“Okay. I gotta get ready for work now. You will be here when I get home?” Jazz drained the rest of her coffee, put the cup in the dishwasher. Subaru was a neat freak after all.
“I guess so. You want anything special for dinner?”
She kissed him, didn’t mind the drop of sauce on his lips.
“Nope. Surprise me.” A last pat on his bum and she rushed to get to work, left Subaru behind to sleep and take care of his clothes.
Snatching the biggest chance of her career so far didn’t mean Jazz could skip out of her other obligations. With the Nomura-Osmond wedding delegated unto Liana she had some wiggle room but still more than enough work to keep her busy and distracted all day.
One glance at her planner, just before she wanted to finish for the day, destroyed her dream of a quiet night in that would allow her to nurse her still aching head back to health.
“Yes?” a voice answered from the other office, just through the door.
“What day is it?” Jazz still stared at the planner, there was no chance to miss the date.
“Wednesday, why are you asking?”
She had forgotten about it. Dammit.
“Nothing, I just realized that I have to go to this thing tonight.” Did she still have the spare dress in the closet?
“What thing?” Liana’s face, with furrowed brow, appeared in the doorframe.
“This band I wanted to check out. I consider adding them to my live music options for events and they invited me to see them play today.” Sorting through her purse, packing the essentials into a smaller one, more fitting for the evening Jazz looked up, smiled at her assistant. “What do you say, you want to come with me? Good music, maybe a drink and dinner?”
“Are you hitting on me?” A perfect eyebrow cocked Liana smirked, shook her head. “No, thanks.

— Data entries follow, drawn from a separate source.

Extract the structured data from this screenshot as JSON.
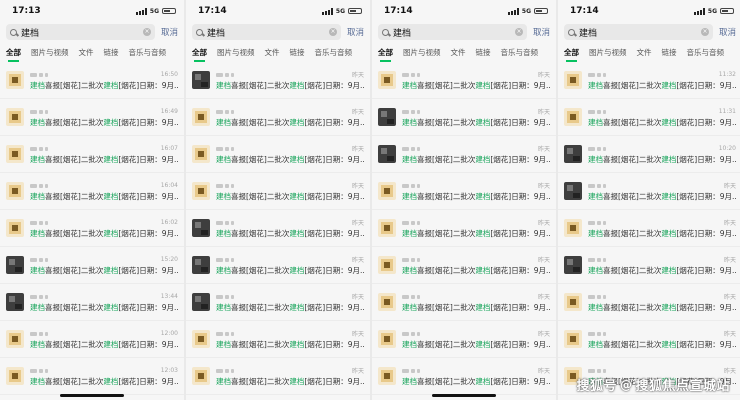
{
  "panels": [
    {
      "status_time": "17:13",
      "network": "5G",
      "search_query": "建档",
      "cancel": "取消",
      "tabs": [
        "全部",
        "图片与视频",
        "文件",
        "链接",
        "音乐与音频"
      ],
      "items": [
        {
          "time": "16:50",
          "avatar": "light",
          "kw": "建档",
          "mid": "喜报[烟花]二批次",
          "kw2": "建档",
          "tail": "[烟花]日期：9月..."
        },
        {
          "time": "16:49",
          "avatar": "light",
          "kw": "建档",
          "mid": "喜报[烟花]二批次",
          "kw2": "建档",
          "tail": "[烟花]日期：9月..."
        },
        {
          "time": "16:07",
          "avatar": "light",
          "kw": "建档",
          "mid": "喜报[烟花]二批次",
          "kw2": "建档",
          "tail": "[烟花]日期：9月..."
        },
        {
          "time": "16:04",
          "avatar": "light",
          "kw": "建档",
          "mid": "喜报[烟花]二批次",
          "kw2": "建档",
          "tail": "[烟花]日期：9月..."
        },
        {
          "time": "16:02",
          "avatar": "light",
          "kw": "建档",
          "mid": "喜报[烟花]二批次",
          "kw2": "建档",
          "tail": "[烟花]日期：9月..."
        },
        {
          "time": "15:20",
          "avatar": "dark",
          "kw": "建档",
          "mid": "喜报[烟花]二批次",
          "kw2": "建档",
          "tail": "[烟花]日期：9月..."
        },
        {
          "time": "13:44",
          "avatar": "dark",
          "kw": "建档",
          "mid": "喜报[烟花]二批次",
          "kw2": "建档",
          "tail": "[烟花]日期：9月..."
        },
        {
          "time": "12:00",
          "avatar": "light",
          "kw": "建档",
          "mid": "喜报[烟花]二批次",
          "kw2": "建档",
          "tail": "[烟花]日期：9月..."
        },
        {
          "time": "12:03",
          "avatar": "light",
          "kw": "建档",
          "mid": "喜报[烟花]二批次",
          "kw2": "建档",
          "tail": "[烟花]日期：9月..."
        }
      ]
    },
    {
      "status_time": "17:14",
      "network": "5G",
      "search_query": "建档",
      "cancel": "取消",
      "tabs": [
        "全部",
        "图片与视频",
        "文件",
        "链接",
        "音乐与音频"
      ],
      "items": [
        {
          "time": "昨天",
          "avatar": "dark",
          "kw": "建档",
          "mid": "喜报[烟花]二批次",
          "kw2": "建档",
          "tail": "[烟花]日期：9月..."
        },
        {
          "time": "昨天",
          "avatar": "light",
          "kw": "建档",
          "mid": "喜报[烟花]二批次",
          "kw2": "建档",
          "tail": "[烟花]日期：9月..."
        },
        {
          "time": "昨天",
          "avatar": "light",
          "kw": "建档",
          "mid": "喜报[烟花]二批次",
          "kw2": "建档",
          "tail": "[烟花]日期：9月..."
        },
        {
          "time": "昨天",
          "avatar": "light",
          "kw": "建档",
          "mid": "喜报[烟花]二批次",
          "kw2": "建档",
          "tail": "[烟花]日期：9月..."
        },
        {
          "time": "昨天",
          "avatar": "dark",
          "kw": "建档",
          "mid": "喜报[烟花]二批次",
          "kw2": "建档",
          "tail": "[烟花]日期：9月..."
        },
        {
          "time": "昨天",
          "avatar": "dark",
          "kw": "建档",
          "mid": "喜报[烟花]二批次",
          "kw2": "建档",
          "tail": "[烟花]日期：9月..."
        },
        {
          "time": "昨天",
          "avatar": "dark",
          "kw": "建档",
          "mid": "喜报[烟花]二批次",
          "kw2": "建档",
          "tail": "[烟花]日期：9月..."
        },
        {
          "time": "昨天",
          "avatar": "light",
          "kw": "建档",
          "mid": "喜报[烟花]二批次",
          "kw2": "建档",
          "tail": "[烟花]日期：9月..."
        },
        {
          "time": "昨天",
          "avatar": "light",
          "kw": "建档",
          "mid": "喜报[烟花]二批次",
          "kw2": "建档",
          "tail": "[烟花]日期：9月..."
        }
      ]
    },
    {
      "status_time": "17:14",
      "network": "5G",
      "search_query": "建档",
      "cancel": "取消",
      "tabs": [
        "全部",
        "图片与视频",
        "文件",
        "链接",
        "音乐与音频"
      ],
      "items": [
        {
          "time": "昨天",
          "avatar": "light",
          "kw": "建档",
          "mid": "喜报[烟花]二批次",
          "kw2": "建档",
          "tail": "[烟花]日期：9月..."
        },
        {
          "time": "昨天",
          "avatar": "dark",
          "kw": "建档",
          "mid": "喜报[烟花]二批次",
          "kw2": "建档",
          "tail": "[烟花]日期：9月..."
        },
        {
          "time": "昨天",
          "avatar": "dark",
          "kw": "建档",
          "mid": "喜报[烟花]二批次",
          "kw2": "建档",
          "tail": "[烟花]日期：9月..."
        },
        {
          "time": "昨天",
          "avatar": "light",
          "kw": "建档",
          "mid": "喜报[烟花]二批次",
          "kw2": "建档",
          "tail": "[烟花]日期：9月..."
        },
        {
          "time": "昨天",
          "avatar": "light",
          "kw": "建档",
          "mid": "喜报[烟花]二批次",
          "kw2": "建档",
          "tail": "[烟花]日期：9月..."
        },
        {
          "time": "昨天",
          "avatar": "light",
          "kw": "建档",
          "mid": "喜报[烟花]二批次",
          "kw2": "建档",
          "tail": "[烟花]日期：9月..."
        },
        {
          "time": "昨天",
          "avatar": "light",
          "kw": "建档",
          "mid": "喜报[烟花]二批次",
          "kw2": "建档",
          "tail": "[烟花]日期：9月..."
        },
        {
          "time": "昨天",
          "avatar": "light",
          "kw": "建档",
          "mid": "喜报[烟花]二批次",
          "kw2": "建档",
          "tail": "[烟花]日期：9月..."
        },
        {
          "time": "昨天",
          "avatar": "light",
          "kw": "建档",
          "mid": "喜报[烟花]二批次",
          "kw2": "建档",
          "tail": "[烟花]日期：9月..."
        }
      ]
    },
    {
      "status_time": "17:14",
      "network": "5G",
      "search_query": "建档",
      "cancel": "取消",
      "tabs": [
        "全部",
        "图片与视频",
        "文件",
        "链接",
        "音乐与音频"
      ],
      "items": [
        {
          "time": "11:32",
          "avatar": "light",
          "kw": "建档",
          "mid": "喜报[烟花]二批次",
          "kw2": "建档",
          "tail": "[烟花]日期：9月..."
        },
        {
          "time": "11:31",
          "avatar": "light",
          "kw": "建档",
          "mid": "喜报[烟花]二批次",
          "kw2": "建档",
          "tail": "[烟花]日期：9月..."
        },
        {
          "time": "10:20",
          "avatar": "dark",
          "kw": "建档",
          "mid": "喜报[烟花]二批次",
          "kw2": "建档",
          "tail": "[烟花]日期：9月..."
        },
        {
          "time": "昨天",
          "avatar": "dark",
          "kw": "建档",
          "mid": "喜报[烟花]二批次",
          "kw2": "建档",
          "tail": "[烟花]日期：9月..."
        },
        {
          "time": "昨天",
          "avatar": "light",
          "kw": "建档",
          "mid": "喜报[烟花]二批次",
          "kw2": "建档",
          "tail": "[烟花]日期：9月..."
        },
        {
          "time": "昨天",
          "avatar": "dark",
          "kw": "建档",
          "mid": "喜报[烟花]二批次",
          "kw2": "建档",
          "tail": "[烟花]日期：9月..."
        },
        {
          "time": "昨天",
          "avatar": "light",
          "kw": "建档",
          "mid": "喜报[烟花]二批次",
          "kw2": "建档",
          "tail": "[烟花]日期：9月..."
        },
        {
          "time": "昨天",
          "avatar": "light",
          "kw": "建档",
          "mid": "喜报[烟花]二批次",
          "kw2": "建档",
          "tail": "[烟花]日期：9月..."
        },
        {
          "time": "昨天",
          "avatar": "light",
          "kw": "建档",
          "mid": "喜报[烟花]二批次",
          "kw2": "建档",
          "tail": "[烟花]日期：9月..."
        }
      ]
    }
  ],
  "watermark": {
    "brand": "搜狐号",
    "at": "@",
    "account": "搜狐焦点宣城站"
  },
  "colors": {
    "keyword": "#17a45a",
    "cancel": "#576b95",
    "tab_underline": "#07c160"
  }
}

I can’t go out every night, I’m still feeling the last two cocktails of last night.”
Since Jazz was in the same boat she didn’t argue, just nodded. “Okay, in that case I’ll tell you how it was tomorrow. Go home now, I’m out in ten, too.”
Changing into her spare dress and touching up her makeup didn’t take long, Jazz sent Subaru a quick message and hailed a cab to the small club where the band would play. Pop jazz. Thanks to countless puns with her name Jazz wasn’t into that music genre anymore, but a friend told her about this band that gave pop music a new spin with old instruments and vintage vibes.
The club was clean, had a cozy interior. Actual red velvet ropes separated private areas from public ones, lots of polished dark wood on the walls and the bars. A stage filled with instruments and four musicians. With her burgundy shift dress Jazz fit right in, she fluffed up her hair once more – the golden color guaranteed her instant attention in a country where most people were brunette – held her chin up high and her shoulders squared to ward off the annoying guys, preying only on weak and insecure woman. Her openly worn wedding ring wasn’t enough of a repellent, there were always the smarmy ones who didn’t care about her marital status, only about conquering.
The bar counter was mostly empty so she slipped onto a barstool, motioned for the bartender and asked for a virgin cocktail. Something that would make it look as if she was drinking but only raised her blood sugar, not the blood alcohol.
The singer joined the other band members on stage, they started with something easy, a catchy tune that sounded vaguely familiar but she didn’t recognize it until the singer crooned the chorus. A few jotted down notes and Jazz could focus on listening. At least it wasn’t a waste of time, after the second song she found herself turned towards the stage, her feet tapping in time with the music. A few other guests chatted, watched the band or drank, but the club was far from being crowded. So it was easy to spot him right when he entered.
“Holy crap…” Jazz muttered when Yushima Jinpachi, photographer and apparently music lover, walked through the door, directly into her direction.